Healthy individuals can use the 'snatch' and 'clean and jerk,' Olympic-style weightlifting moves, to boost their strength training performance. But, before prescribing these exercises, trainers need to understand the correct technique and how to design a program to incorporate these moves.
A brief historyAs a basic athletic activity and a natural means to measure strength and power, lifting weights was present in both ancient Egyptian and Greek societies. Boosting its international importance chiefly in the 19th century, weightlifting was among those few sports (alongside athletics, swimming, gymnastics, fencing, wrestling, shooting and cycling) that was featured in the first modern Olympic Games, held in Athens, Greece, in 1896. As the world of fitness developed, many trainers shied away from the movements used in Olympic weightlifting, due to the possible high risk of injury when performing the movements. Yet weightlifting, as a sport, has the lowest incident of injury compared to any of the other major Olympic sports.1 And, the fitness benefits that full-body exercises have at any load has been well documented.2, 3 So, leave the sport for the Olympics, but use the exercises to benefit your clients.

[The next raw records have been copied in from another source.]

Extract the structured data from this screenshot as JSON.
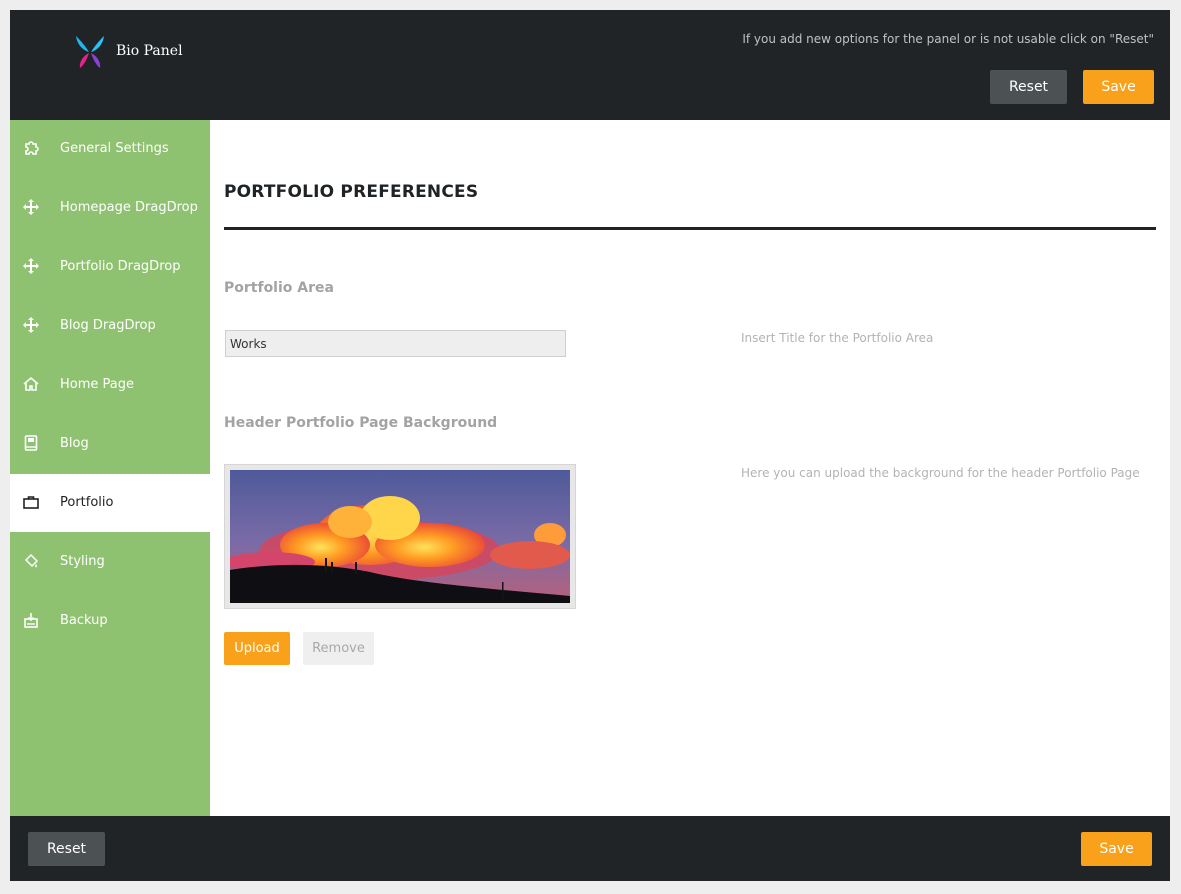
{
  "header": {
    "brand": "Bio Panel",
    "notice": "If you add new options for the panel or is not usable click on \"Reset\"",
    "reset_label": "Reset",
    "save_label": "Save"
  },
  "sidebar": {
    "items": [
      {
        "label": "General Settings",
        "icon": "puzzle-icon"
      },
      {
        "label": "Homepage DragDrop",
        "icon": "move-icon"
      },
      {
        "label": "Portfolio DragDrop",
        "icon": "move-icon"
      },
      {
        "label": "Blog DragDrop",
        "icon": "move-icon"
      },
      {
        "label": "Home Page",
        "icon": "home-icon"
      },
      {
        "label": "Blog",
        "icon": "book-icon"
      },
      {
        "label": "Portfolio",
        "icon": "briefcase-icon",
        "active": true
      },
      {
        "label": "Styling",
        "icon": "paint-bucket-icon"
      },
      {
        "label": "Backup",
        "icon": "backup-icon"
      }
    ]
  },
  "main": {
    "title": "PORTFOLIO PREFERENCES",
    "portfolio_area": {
      "label": "Portfolio Area",
      "value": "Works",
      "help": "Insert Title for the Portfolio Area"
    },
    "header_background": {
      "label": "Header Portfolio Page Background",
      "help": "Here you can upload the background for the header Portfolio Page",
      "upload_label": "Upload",
      "remove_label": "Remove"
    }
  },
  "footer": {
    "reset_label": "Reset",
    "save_label": "Save"
  },
  "colors": {
    "topbar": "#212427",
    "sidebar": "#8fc270",
    "accent": "#f9a11b",
    "reset_button": "#4c5154"
  }
}
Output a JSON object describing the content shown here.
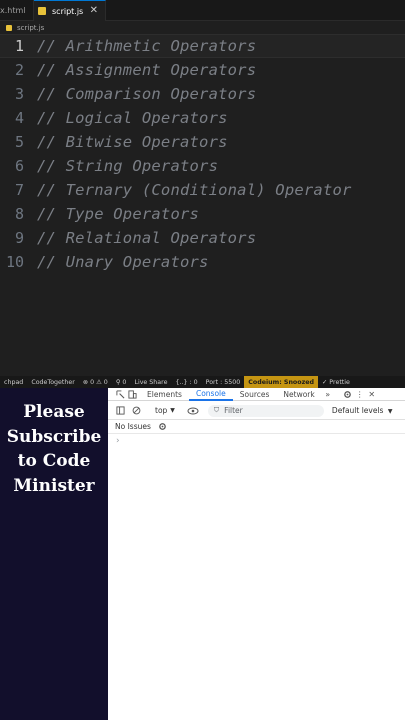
{
  "editor": {
    "tabs": [
      {
        "label": "x.html"
      },
      {
        "label": "script.js",
        "close": "✕"
      }
    ],
    "breadcrumb": "script.js",
    "lines": [
      {
        "number": "1",
        "text": "// Arithmetic Operators"
      },
      {
        "number": "2",
        "text": "// Assignment Operators"
      },
      {
        "number": "3",
        "text": "// Comparison Operators"
      },
      {
        "number": "4",
        "text": "// Logical Operators"
      },
      {
        "number": "5",
        "text": "// Bitwise Operators"
      },
      {
        "number": "6",
        "text": "// String Operators"
      },
      {
        "number": "7",
        "text": "// Ternary (Conditional) Operator"
      },
      {
        "number": "8",
        "text": "// Type Operators"
      },
      {
        "number": "9",
        "text": "// Relational Operators"
      },
      {
        "number": "10",
        "text": "// Unary Operators"
      }
    ]
  },
  "statusbar": {
    "items": [
      "chpad",
      "CodeTogether",
      "⊗ 0 ⚠ 0",
      "⚲ 0",
      "Live Share",
      "{..} : 0",
      "Port : 5500",
      "Codeium: Snoozed",
      "✓ Prettie"
    ]
  },
  "promo": {
    "lines": [
      "Please",
      "Subscribe",
      "to Code",
      "Minister"
    ]
  },
  "devtools": {
    "tabs": [
      "Elements",
      "Console",
      "Sources",
      "Network"
    ],
    "more": "»",
    "context": "top",
    "filter_placeholder": "Filter",
    "levels": "Default levels",
    "issues": "No Issues",
    "prompt": "›"
  },
  "colors": {
    "promo_bg": "#120f2c",
    "codeium_badge": "#c59512",
    "js_badge": "#e8c23a",
    "devtools_accent": "#1a73e8"
  }
}
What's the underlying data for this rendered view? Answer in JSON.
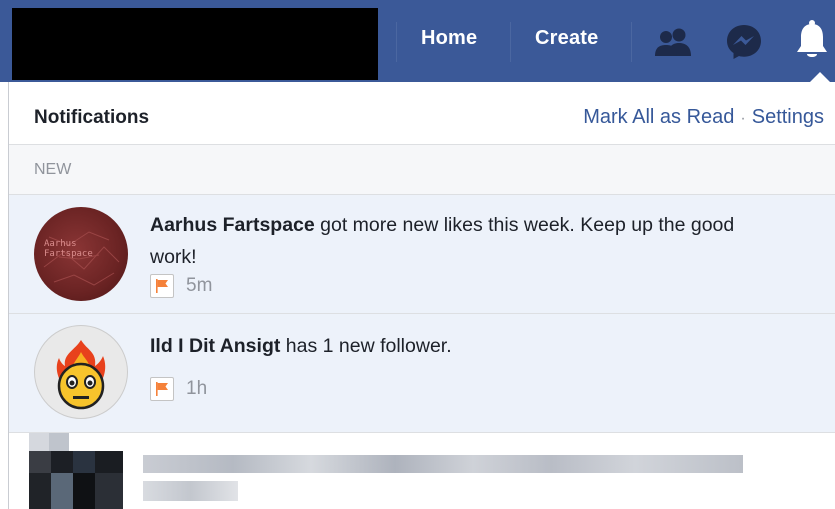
{
  "nav": {
    "home_label": "Home",
    "create_label": "Create",
    "icons": [
      "friends-icon",
      "messenger-icon",
      "notifications-bell-icon"
    ]
  },
  "panel": {
    "title": "Notifications",
    "mark_all_read_label": "Mark All as Read",
    "separator": "·",
    "settings_label": "Settings",
    "section_label": "NEW"
  },
  "notifications": [
    {
      "actor": "Aarhus Fartspace",
      "message": " got more new likes this week. Keep up the good work!",
      "time": "5m",
      "avatar_text": "Aarhus Fartspace"
    },
    {
      "actor": "Ild I Dit Ansigt",
      "message": " has 1 new follower.",
      "time": "1h"
    }
  ],
  "colors": {
    "brand_blue": "#3b5998",
    "link_blue": "#365899",
    "unread_bg": "#edf2fa",
    "flag_orange": "#f5813a"
  }
}
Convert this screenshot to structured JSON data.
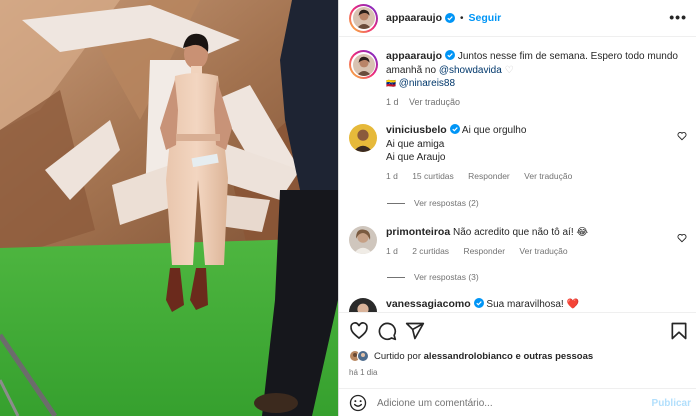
{
  "header": {
    "username": "appaaraujo",
    "separator": "•",
    "follow_label": "Seguir",
    "more_label": "•••"
  },
  "caption": {
    "username": "appaaraujo",
    "text": "Juntos nesse fim de semana. Espero todo mundo amanhã no",
    "mention1": "@showdavida",
    "emoji1": "♡",
    "flag": "🇻🇪",
    "mention2": "@ninareis88",
    "age": "1 d",
    "translate": "Ver tradução"
  },
  "comments": [
    {
      "username": "viniciusbelo",
      "lines": [
        "Ai que orgulho",
        "Ai que amiga",
        "Ai que Araujo"
      ],
      "age": "1 d",
      "likes": "15 curtidas",
      "reply": "Responder",
      "translate": "Ver tradução",
      "replies": "Ver respostas (2)"
    },
    {
      "username": "primonteiroa",
      "text": "Não acredito que não tô aí! 😂",
      "age": "1 d",
      "likes": "2 curtidas",
      "reply": "Responder",
      "translate": "Ver tradução",
      "replies": "Ver respostas (3)"
    },
    {
      "username": "vanessagiacomo",
      "text": "Sua maravilhosa! ❤️"
    }
  ],
  "footer": {
    "liked_prefix": "Curtido por",
    "liked_user": "alessandrolobianco",
    "liked_suffix": "e outras pessoas",
    "time": "há 1 dia",
    "comment_placeholder": "Adicione um comentário...",
    "publish_label": "Publicar"
  },
  "icons": {
    "like": "heart-icon",
    "comment": "comment-icon",
    "share": "share-icon",
    "save": "bookmark-icon",
    "emoji": "emoji-icon",
    "verified": "verified-badge-icon"
  },
  "colors": {
    "link_blue": "#0095f6",
    "mention_blue": "#00376b",
    "muted": "#737373",
    "green_floor": "#3fae36",
    "heart_red": "#ed4956"
  }
}
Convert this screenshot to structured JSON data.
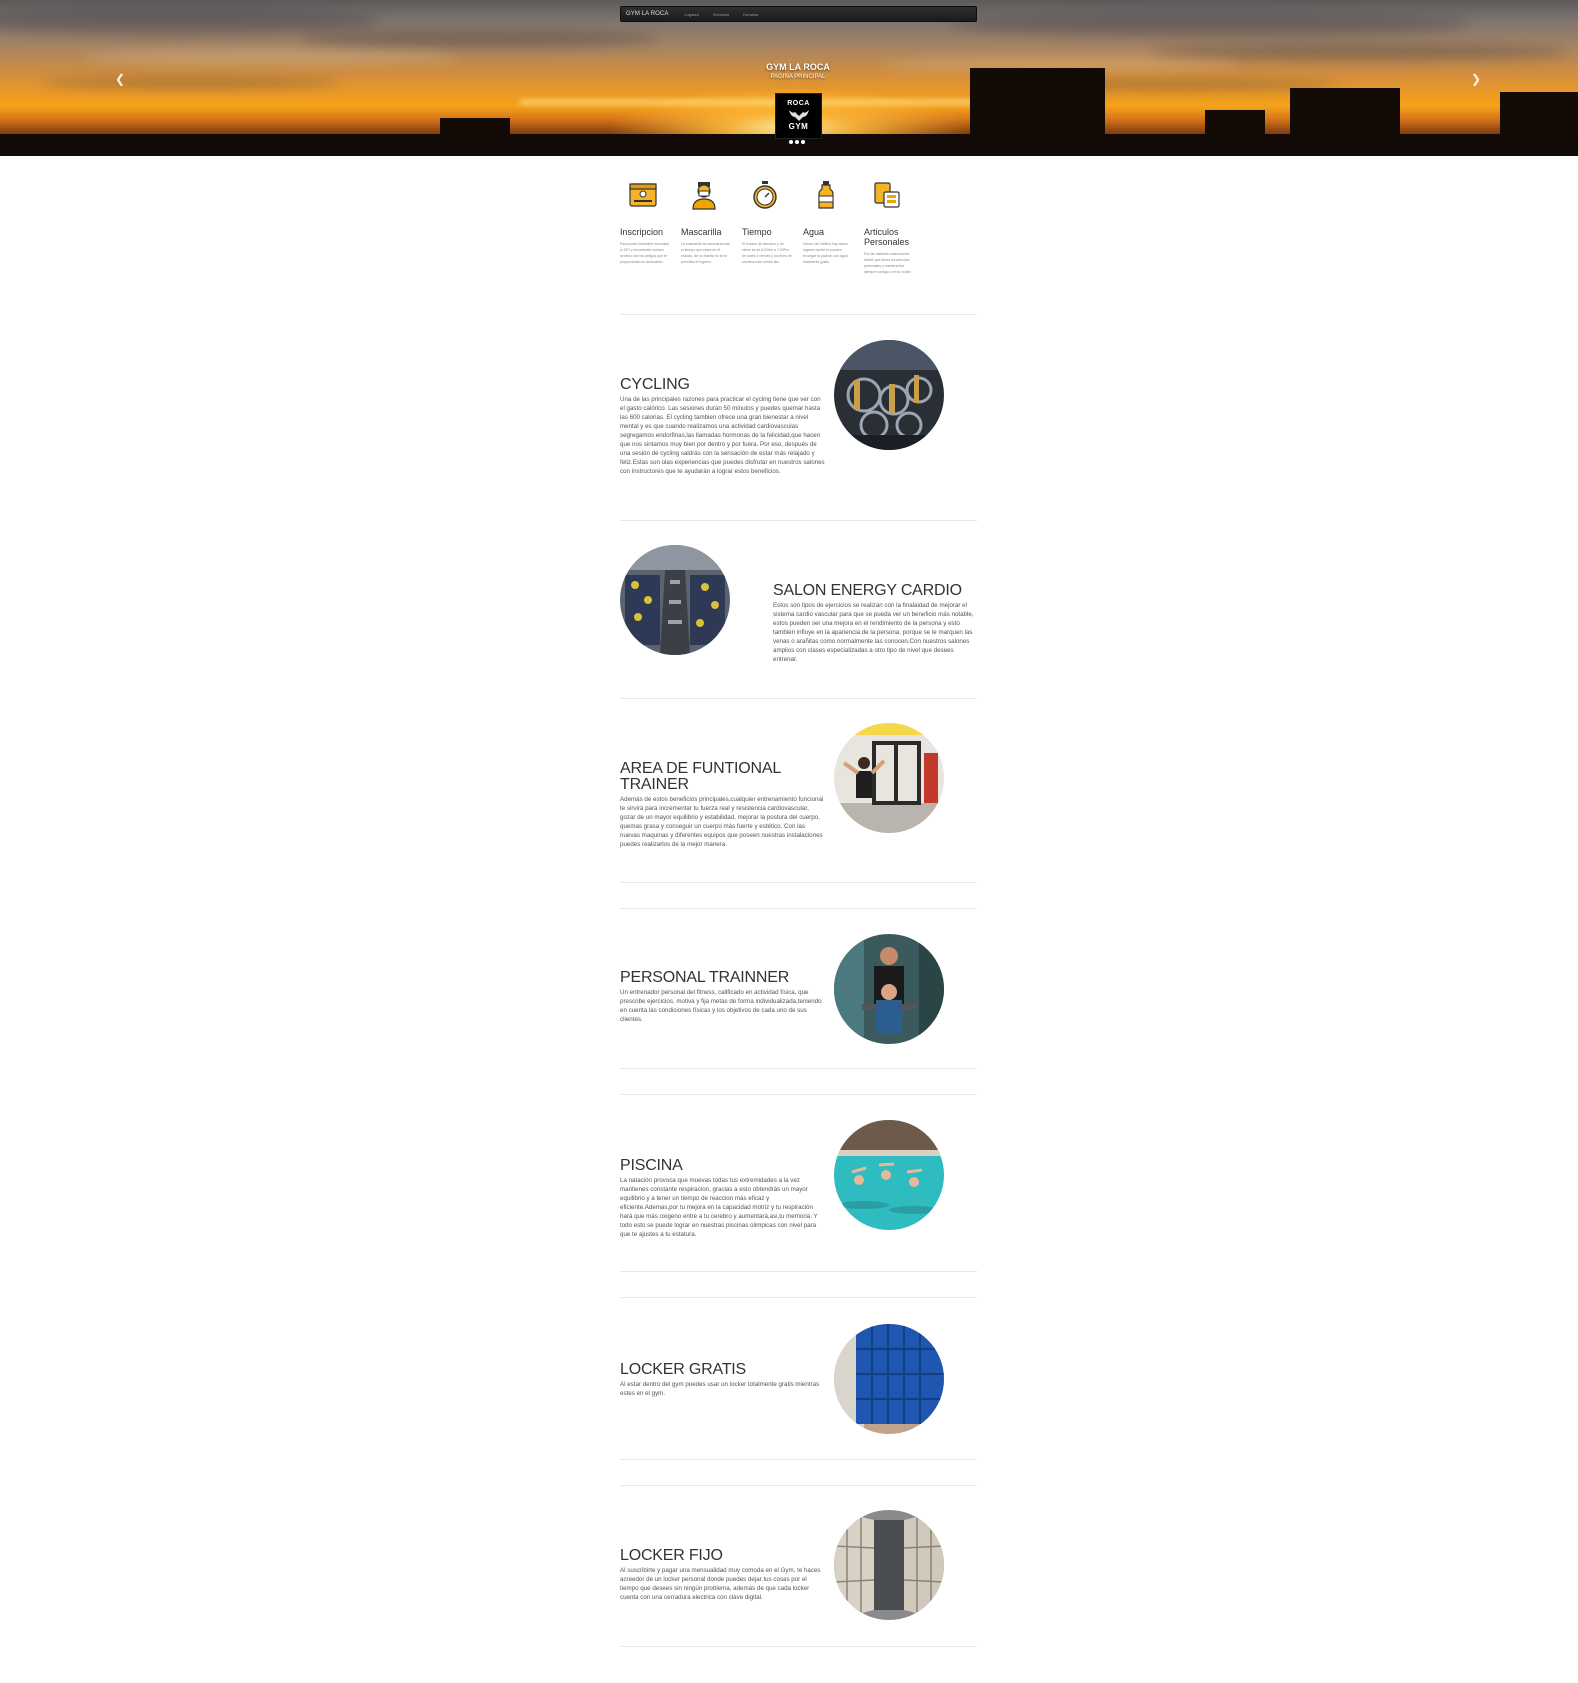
{
  "nav": {
    "brand": "GYM LA ROCA",
    "links": [
      "Lugares",
      "Servicios",
      "Horarios"
    ]
  },
  "hero": {
    "title": "GYM LA ROCA",
    "subtitle": "PAGINA PRINCIPAL",
    "logo_top": "ROCA",
    "logo_bottom": "GYM",
    "prev_icon": "chevron-left-icon",
    "next_icon": "chevron-right-icon",
    "indicators": 3
  },
  "features": [
    {
      "title": "Inscripcion",
      "icon": "id-card-icon",
      "text": "Para poder inscribirte necesitas tu DPI y encontrarte nuestro servicio con los amigos que te proporcionan un descuento."
    },
    {
      "title": "Mascarilla",
      "icon": "mask-person-icon",
      "text": "La mascarilla es necesaria todo el tiempo que estes en el estudio, de no traerla no se te permitira el ingreso."
    },
    {
      "title": "Tiempo",
      "icon": "stopwatch-icon",
      "text": "El horario de atencion y de cierre es de 8:00hrs a 7:00Pm de lunes a viernes y los fines de semana todo medio dia."
    },
    {
      "title": "Agua",
      "icon": "water-bottle-icon",
      "text": "Dentro del edificio hay varios lugares donde te pueden recargar tu pachon con agua totalmente gratis."
    },
    {
      "title": "Articulos Personales",
      "icon": "personal-items-icon",
      "text": "Por las distintas restricciones deben que llevar los articulos personales y mantenerlos siempre contigo o en tu locker."
    }
  ],
  "sections": [
    {
      "title": "CYCLING",
      "image": "cycling-photo",
      "text": "Una de las principales razones para practicar el cycling tiene que ver con el gasto calórico. Las sesiones duran 50 minutos y puedes quemar hasta las 600 calorias. El cycling tambien ofrece una gran bienestar a nivel mental y es que cuando realizamos una actividad cardiovasculas segregamos endorfinas,las llamadas hormonas de la felicidad,que hacen que nos sintamos muy bien por dentro y por fuera. Por eso, después de una sesión de cycling saldrás con la sensación de estar más relajado y feliz.Estas son olas experiencias que puedes disfrutar en nuestros salones con instructores que te ayudarán a lograr estos beneficios."
    },
    {
      "title": "SALON ENERGY CARDIO",
      "image": "cardio-room-photo",
      "text": "Estos son tipos de ejercicios se realizan con la finalaidad de mejorar el sistema cardio vascular para que se pueda ver un beneficio más notable, estos pueden ser una mejora en el rendimiento de la persona y esto también influye en la apariencia de la persona, porque se le marquen las venas o arañitas como normalmente las conocen.Con nuestros salones amplios con clases especializadas a otro tipo de nivel que desees entrenar."
    },
    {
      "title": "AREA DE FUNTIONAL TRAINER",
      "image": "functional-trainer-photo",
      "text": "Además de estos beneficios principales,cualquier entrenamiento funcional te sirvirá para incrementar tu fuerza real y resistencia cardiovascular, gozar de un mayor equilibrio y estabilidad, mejorar la postura del cuerpo, quemas grasa y conseguir un cuerpo más fuerte y estético. Con las nuevas maquinas y diferentes equipos que poseen nuestras instalaciones puedes realizarlos de la mejor manera."
    },
    {
      "title": "PERSONAL TRAINNER",
      "image": "personal-trainer-photo",
      "text": "Un entrenador personal del fitness, calificado en actividad física, que prescribe ejercicios, motiva y fija metas de forma individualizada,teniendo en cuenta las condiciones físicas y los objetivos de cada uno de sus clientes."
    },
    {
      "title": "PISCINA",
      "image": "pool-photo",
      "text": "La natación provoca que muevas todas tus extremidades a la vez mantienes constante respiracion, gracias a esto obtendrás un mayor equilibrio y a tener un tiempo de reaccion más eficaz y eficiente.Ademas,por tu mejora en la capacidad motriz y tu respiración hará que más oxigeno entre a tu cerebro y aumentará,asi,tu memoria. Y todo esto se puede lograr en nuestras piscinas olimpicas con nivel para que te ajustes a tu estatura."
    },
    {
      "title": "LOCKER GRATIS",
      "image": "blue-lockers-photo",
      "text": "Al estar dentro del gym puedes usar un locker totalmente gratis mientras estes en el gym."
    },
    {
      "title": "LOCKER FIJO",
      "image": "fixed-lockers-photo",
      "text": "Al suscribirte y pagar una mensualidad muy comoda en el Gym, te haces acreedor de un locker personal donde puedes dejar tus cosas por el tiempo que desees sin ningún problema, además de que cada locker cuenta con una cerradura electrica con clave digital."
    }
  ],
  "colors": {
    "navbar": "#222222",
    "icon_accent": "#f0a500",
    "heading": "#333333",
    "body_text": "#555555"
  }
}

EquipmentSeveral basic modalities can be used to perform the snatch and clean and jerk weightlifting exercises. First, bodyweight and PVC pipe can be used to perform the movements without any external weight. Those are common ways to teach the components of the exercises with little risk of injury. After that, clients can incorporate kettlebells, dumbbells, logs or the Olympic bar with bumper weights. In a fitness center setting, it is best to use an Olympic bar with bumper weights to perform the lifts.
Basic program designThe exercises incorporated in the Olympic sport of weightlifting are skilled movements. Much like any other exercise or sport, weightlifting exercises are great for clients who have already developed muscular strength and endurance. So, before starting with the snatch and clean and jerk, clients should develop a strong base of typical muscular strength exercises for the first four to eight weeks. They can then progress to strength exercises that incorporate skill transfer exercises that will aid them in performing the weightlifting exercises properly. This step is incorporated into an exercise program anywhere between the sixth and 12th week of an exercise program, with a combination of strength and skill transfer exercises. Finally, after the strength base is established and the skill transfer exercises are performed, the basic weightlifting exercises can be incorporated into an exercise program. The following is an example of an exercise progression for performing the weightlifting exercises:
Basic strength exercises. This is the initial phase of exercise program design. Clients need to start at square one when developing the muscular strength needed for the Olympic lifts. Start clients with basic exercises to develop a strength base, core stabilization and joint flexibility - all needed to perform weightlifting exercises proficiently. This initial phase should include basic strength exercises like the bench press, lat pulldown, squat deadlift, core stabilization exercises2 and flexibility exercises, if needed. This basic strength phase should last anywhere between four and eight weeks, three times per week, depending on how fast the client adapts to the exercise program. Skill transfer exercises. During the second part of the program design, exercises are designed specifically to transfer over to performing the full weightlifting exercises in the next phase of the training program. In this phase, the movements are broken down into their own exercises. The skill transfer exercises that can be applied are the overhead squat, push press, power jerk, high pull and snatch balance. These exercises build onto the strength-training phase that preceded them, incorporating both strength and skill transfer exercises into an overall program that prepares the client for the next phase. This phase can last anywhere between three and six weeks, four times per week, depending on the clients' ability to perform the skill transfer lifts proficiently. Weightlifting exercises. This is the third phase of exercise program design. During this final stage, clients finally incorporate the basic Olympic lifts into their workout. Both of the previous phases' exercises should still be incorporated into an overall program, but now the snatch and clean and jerk are performed in the workout, as well.